TASK ITEM ▸
The records are to be repeated in full. Every line must match.

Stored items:
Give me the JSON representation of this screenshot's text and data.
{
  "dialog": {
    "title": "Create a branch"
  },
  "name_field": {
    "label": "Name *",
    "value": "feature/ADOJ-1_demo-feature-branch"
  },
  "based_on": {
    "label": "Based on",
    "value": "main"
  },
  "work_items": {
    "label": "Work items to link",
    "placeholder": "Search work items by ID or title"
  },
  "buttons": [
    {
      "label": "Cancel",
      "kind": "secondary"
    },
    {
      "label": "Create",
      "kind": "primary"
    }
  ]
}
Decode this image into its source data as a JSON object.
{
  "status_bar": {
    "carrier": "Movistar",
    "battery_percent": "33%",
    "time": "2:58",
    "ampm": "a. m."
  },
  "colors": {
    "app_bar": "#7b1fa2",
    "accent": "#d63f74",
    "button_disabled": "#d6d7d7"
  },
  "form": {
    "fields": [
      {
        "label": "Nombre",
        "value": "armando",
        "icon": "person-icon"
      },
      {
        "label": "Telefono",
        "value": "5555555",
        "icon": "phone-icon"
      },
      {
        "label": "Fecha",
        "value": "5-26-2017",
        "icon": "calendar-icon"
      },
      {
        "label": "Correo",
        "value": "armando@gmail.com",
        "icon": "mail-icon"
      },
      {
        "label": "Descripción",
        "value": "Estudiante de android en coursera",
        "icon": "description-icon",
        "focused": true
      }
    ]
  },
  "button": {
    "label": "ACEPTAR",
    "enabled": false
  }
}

FINISHED TASK ▸
Give me the JSON representation of this screenshot's text and data.
{
  "dialog": {
    "title": "Create a branch"
  },
  "name_field": {
    "label": "Name *",
    "value": "feature/ADOJ-1_demo-feature-branch"
  },
  "based_on": {
    "label": "Based on",
    "value": "main"
  },
  "work_items": {
    "label": "Work items to link",
    "placeholder": "Search work items by ID or title"
  },
  "buttons": [
    {
      "label": "Cancel",
      "kind": "secondary"
    },
    {
      "label": "Create",
      "kind": "primary"
    }
  ]
}
Decode this image into its source data as a JSON object.
{
  "status_bar": {
    "carrier": "Movistar",
    "battery_percent": "33%",
    "time": "2:58",
    "ampm": "a. m."
  },
  "colors": {
    "app_bar": "#7b1fa2",
    "accent": "#d63f74",
    "button_disabled": "#d6d7d7"
  },
  "form": {
    "fields": [
      {
        "label": "Nombre",
        "value": "armando",
        "icon": "person-icon"
      },
      {
        "label": "Telefono",
        "value": "5555555",
        "icon": "phone-icon"
      },
      {
        "label": "Fecha",
        "value": "5-26-2017",
        "icon": "calendar-icon"
      },
      {
        "label": "Correo",
        "value": "armando@gmail.com",
        "icon": "mail-icon"
      },
      {
        "label": "Descripción",
        "value": "Estudiante de android en coursera",
        "icon": "description-icon",
        "focused": true
      }
    ]
  },
  "button": {
    "label": "ACEPTAR",
    "enabled": false
  }
}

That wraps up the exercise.